Let me start with a confession. I had waded into the discussion around privacy and data protection rather late in the day and am not a subject expert. A recent personal experience served as a rude awakening. The receptionist of a tony spa in South Delhi passed on my phone number to another customer because our footwear had got mixed up. I had gone home wearing someone’s else’s flip-flops, which looked very much like mine. The lady whose sandals I had mistakenly worn screamed the place down, used well-heeled Delhi’s weapon of choice — Jaanta hai main kaun hoon? — and demanded that she be given my phone number so that she could settle the issue directly with me. This, when the mystery of the missing slippers had been solved; the turmoil-triggering sandals were on their way back to the owner.
But sandal-snobs are impatient. Her flip-flops were branded; mine were garden variety, from Sarojini Nagar. I later learnt that the young woman at the reception had been bullied, and coerced into passing on my mobile number. And so I got a call from this total stranger.
The tragi-comic nature of what followed need not be narrated here except to say that the incident opened my eyes to something very basic.
While we have been talking a lot about the need for privacy legislation, it is equally important to recognise the need for privacy training. I took up the issue with the management of the spa and insisted that every staffer get basic training on privacy.
What I experienced tellingly illustrates the challenges ahead as India seeks to put in place mechanisms to protect personal data and privacy.
This was hip South Delhi. Imagine the situation elsewhere.
That’s why I was so pleased to discover that a public interest community project “Save Our Privacy” has not only put together a draft citizen’s law, titled the “India Privacy Code 2018” (www.saveourprivacy.in) for debate, discussion and endorsement, it is also actively spreading public awareness about the basics of privacy.
Last week, these public-spirited lawyers released a draft model bill which the campaign calls the “Indian Privacy Code 2018”, and which adheres to seven core principles, arrived at after much debate and tapping into the best global practices adapted to India. The draft bill envisages stiff penalties — up to Rs 1 crore and a prison sentence of three years for people who “collect, receive, process or hold personal data” in contravention of the provisions of the proposed law, and Rs 10 crores and five years in prison for “sensitive data”.
This is not legislation and we await the final report of the Srikrishna Committee, that is the Committee of Experts on a Data Protection Framework for India headed by Justice B.N. Srikrishna, the 77-year-old former Supreme Court judge who is leading the initiative to draft new data privacy laws for India.
No one quite knows when the Srikrishna Committee will present its final report to the government, but it could be pretty soon.
Meanwhile, we have the civil society-led draft bill and the those behind it are inviting endorsements and comments.
Such community-led initiatives are significant because this is India’s “privacy moment” and the discussion about data protection and privacy can’t be left to just experts, lawyers and bureaucrats.

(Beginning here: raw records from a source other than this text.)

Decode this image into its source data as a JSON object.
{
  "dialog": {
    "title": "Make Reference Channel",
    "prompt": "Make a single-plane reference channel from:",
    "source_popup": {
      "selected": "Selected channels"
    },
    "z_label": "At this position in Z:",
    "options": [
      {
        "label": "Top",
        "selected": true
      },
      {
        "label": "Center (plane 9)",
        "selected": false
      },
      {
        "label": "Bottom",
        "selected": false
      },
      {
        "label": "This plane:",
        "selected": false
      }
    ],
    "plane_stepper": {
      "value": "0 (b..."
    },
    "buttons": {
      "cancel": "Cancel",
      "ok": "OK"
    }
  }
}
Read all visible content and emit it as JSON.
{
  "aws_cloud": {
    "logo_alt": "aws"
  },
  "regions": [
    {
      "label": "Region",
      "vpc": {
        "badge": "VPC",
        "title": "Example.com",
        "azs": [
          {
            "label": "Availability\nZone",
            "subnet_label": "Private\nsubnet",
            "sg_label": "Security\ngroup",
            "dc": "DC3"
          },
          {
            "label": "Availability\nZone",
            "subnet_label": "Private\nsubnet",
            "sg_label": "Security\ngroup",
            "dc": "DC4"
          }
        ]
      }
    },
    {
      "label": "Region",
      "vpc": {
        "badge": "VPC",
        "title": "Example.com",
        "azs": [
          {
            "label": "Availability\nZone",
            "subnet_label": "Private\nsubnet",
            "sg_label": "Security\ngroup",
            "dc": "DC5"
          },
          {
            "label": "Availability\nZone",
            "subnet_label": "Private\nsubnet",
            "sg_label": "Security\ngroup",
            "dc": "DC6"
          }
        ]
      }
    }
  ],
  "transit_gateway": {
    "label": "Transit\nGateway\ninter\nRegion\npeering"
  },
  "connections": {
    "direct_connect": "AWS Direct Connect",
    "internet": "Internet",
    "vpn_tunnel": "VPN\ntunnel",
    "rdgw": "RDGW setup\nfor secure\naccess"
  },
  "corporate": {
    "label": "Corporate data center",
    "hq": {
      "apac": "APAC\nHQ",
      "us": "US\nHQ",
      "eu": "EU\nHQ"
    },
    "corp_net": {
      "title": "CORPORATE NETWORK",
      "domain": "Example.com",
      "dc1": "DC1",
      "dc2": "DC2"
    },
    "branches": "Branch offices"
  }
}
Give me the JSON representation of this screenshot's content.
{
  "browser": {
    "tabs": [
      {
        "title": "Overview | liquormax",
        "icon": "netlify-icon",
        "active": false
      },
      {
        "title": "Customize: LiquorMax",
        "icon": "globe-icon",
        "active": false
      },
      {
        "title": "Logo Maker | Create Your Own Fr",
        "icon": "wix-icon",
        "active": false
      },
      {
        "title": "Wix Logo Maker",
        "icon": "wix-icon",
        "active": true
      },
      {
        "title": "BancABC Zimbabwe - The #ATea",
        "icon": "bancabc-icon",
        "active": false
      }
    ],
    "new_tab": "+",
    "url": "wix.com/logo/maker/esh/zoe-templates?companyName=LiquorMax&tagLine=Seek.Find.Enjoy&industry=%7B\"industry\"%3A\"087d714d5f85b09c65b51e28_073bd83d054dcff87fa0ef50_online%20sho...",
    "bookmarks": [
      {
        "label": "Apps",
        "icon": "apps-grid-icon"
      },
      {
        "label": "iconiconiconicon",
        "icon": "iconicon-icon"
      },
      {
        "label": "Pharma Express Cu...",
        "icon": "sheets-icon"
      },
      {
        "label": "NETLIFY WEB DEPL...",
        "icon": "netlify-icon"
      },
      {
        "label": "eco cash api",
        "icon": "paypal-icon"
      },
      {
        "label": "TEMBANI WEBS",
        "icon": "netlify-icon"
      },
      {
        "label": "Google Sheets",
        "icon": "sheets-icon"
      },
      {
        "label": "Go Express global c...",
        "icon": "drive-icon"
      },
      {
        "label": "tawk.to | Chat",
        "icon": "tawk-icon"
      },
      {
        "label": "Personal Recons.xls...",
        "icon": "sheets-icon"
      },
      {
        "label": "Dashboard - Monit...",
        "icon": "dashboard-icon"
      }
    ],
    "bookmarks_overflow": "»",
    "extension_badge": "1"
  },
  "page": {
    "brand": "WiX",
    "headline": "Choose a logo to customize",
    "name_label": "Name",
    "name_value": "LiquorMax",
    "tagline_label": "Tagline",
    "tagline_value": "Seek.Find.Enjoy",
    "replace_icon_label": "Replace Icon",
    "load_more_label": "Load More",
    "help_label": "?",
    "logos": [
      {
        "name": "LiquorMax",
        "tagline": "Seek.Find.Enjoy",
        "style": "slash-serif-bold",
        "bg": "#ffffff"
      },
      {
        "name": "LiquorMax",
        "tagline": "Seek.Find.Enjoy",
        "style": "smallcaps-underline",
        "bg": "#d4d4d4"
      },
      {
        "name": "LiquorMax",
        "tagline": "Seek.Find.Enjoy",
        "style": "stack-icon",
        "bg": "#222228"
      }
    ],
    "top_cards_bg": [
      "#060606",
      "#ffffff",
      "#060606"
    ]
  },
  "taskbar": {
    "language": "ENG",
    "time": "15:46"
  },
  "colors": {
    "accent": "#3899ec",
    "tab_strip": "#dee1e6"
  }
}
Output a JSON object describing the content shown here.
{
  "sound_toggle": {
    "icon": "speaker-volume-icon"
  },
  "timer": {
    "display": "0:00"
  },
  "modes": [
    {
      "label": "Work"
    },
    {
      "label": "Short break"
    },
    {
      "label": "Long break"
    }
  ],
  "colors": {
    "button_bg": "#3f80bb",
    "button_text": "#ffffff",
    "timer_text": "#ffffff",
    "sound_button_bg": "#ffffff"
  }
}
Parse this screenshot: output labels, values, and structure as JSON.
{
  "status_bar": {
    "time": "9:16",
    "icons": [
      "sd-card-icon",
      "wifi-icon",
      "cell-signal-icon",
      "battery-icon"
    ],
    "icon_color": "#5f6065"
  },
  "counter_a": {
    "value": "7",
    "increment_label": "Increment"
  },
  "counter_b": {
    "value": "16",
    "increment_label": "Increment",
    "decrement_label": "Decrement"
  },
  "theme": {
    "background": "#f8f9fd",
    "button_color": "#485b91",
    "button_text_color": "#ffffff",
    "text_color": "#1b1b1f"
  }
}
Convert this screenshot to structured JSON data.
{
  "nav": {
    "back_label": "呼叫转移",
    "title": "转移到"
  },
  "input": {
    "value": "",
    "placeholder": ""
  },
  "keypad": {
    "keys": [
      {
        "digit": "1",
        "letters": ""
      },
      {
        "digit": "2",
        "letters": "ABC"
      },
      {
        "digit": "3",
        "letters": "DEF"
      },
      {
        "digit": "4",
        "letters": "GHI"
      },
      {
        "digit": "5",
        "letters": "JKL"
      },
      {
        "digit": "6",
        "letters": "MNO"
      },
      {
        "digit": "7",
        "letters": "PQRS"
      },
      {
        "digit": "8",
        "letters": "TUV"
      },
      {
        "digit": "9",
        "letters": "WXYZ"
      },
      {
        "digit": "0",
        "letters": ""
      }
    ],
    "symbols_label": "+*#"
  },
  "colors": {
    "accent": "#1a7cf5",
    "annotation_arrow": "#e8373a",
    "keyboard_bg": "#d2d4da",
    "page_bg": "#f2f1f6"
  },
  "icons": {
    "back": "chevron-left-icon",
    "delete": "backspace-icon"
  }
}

The public needs to weigh in and have their say.
Alas, public awareness about what is really at stake is still low in this country though we have had numerous reports about data breaches and privacy violations. The triggers include alleged data leaks related to Aadhaar and the Supreme Court’s famous Right to Privacy ruling last year. This landmark judgment takes a historic step by declaring that the Constitution contains the right to privacy, embedded in long-established fundamental rights including individual dignity, liberty and freedom of expression, as legal scholars have pointed out. Then, there is the white paper released by the Justice B.N. Srikrishna Committee and the shocking revelations about Cambridge Analytica and the European Union’s General Data Protection Regulation (GDPR), to name just a few.
Generating public awareness about what is at stake is vital and a range of stakeholders are getting into the act. Last month, I also attended an event organised by the European Commission which provided an opportunity to different sections of society to come together and discuss the benefits presented by modern data protection rules. Europe recently put into place its new data protection regulation, GDPR (General Data Protection Regulation). There were good discussions about global trends in data protection and privacy.
Europe’s experience in putting in place its data protection regime provides a useful model for India, but India would have to factor in its own specific challenges while crafting its law.
Let us face the stark truth. Most people in this country even today are hazy about what privacy really means, about data protection and what needs to be done despite the myriad reports in the media about data leaks and breach of privacy.
As things stand today, there is no comprehensive legislation on data protection in India. So though privacy and data protection are among the buzzwords of the day, none of us are really protected. That’s why it is so important to take these critical issues to the lay person and let him/her weigh in. The data protection and privacy regime that is being finalised is about “us”. That’s why we can’t afford not to be in the loop.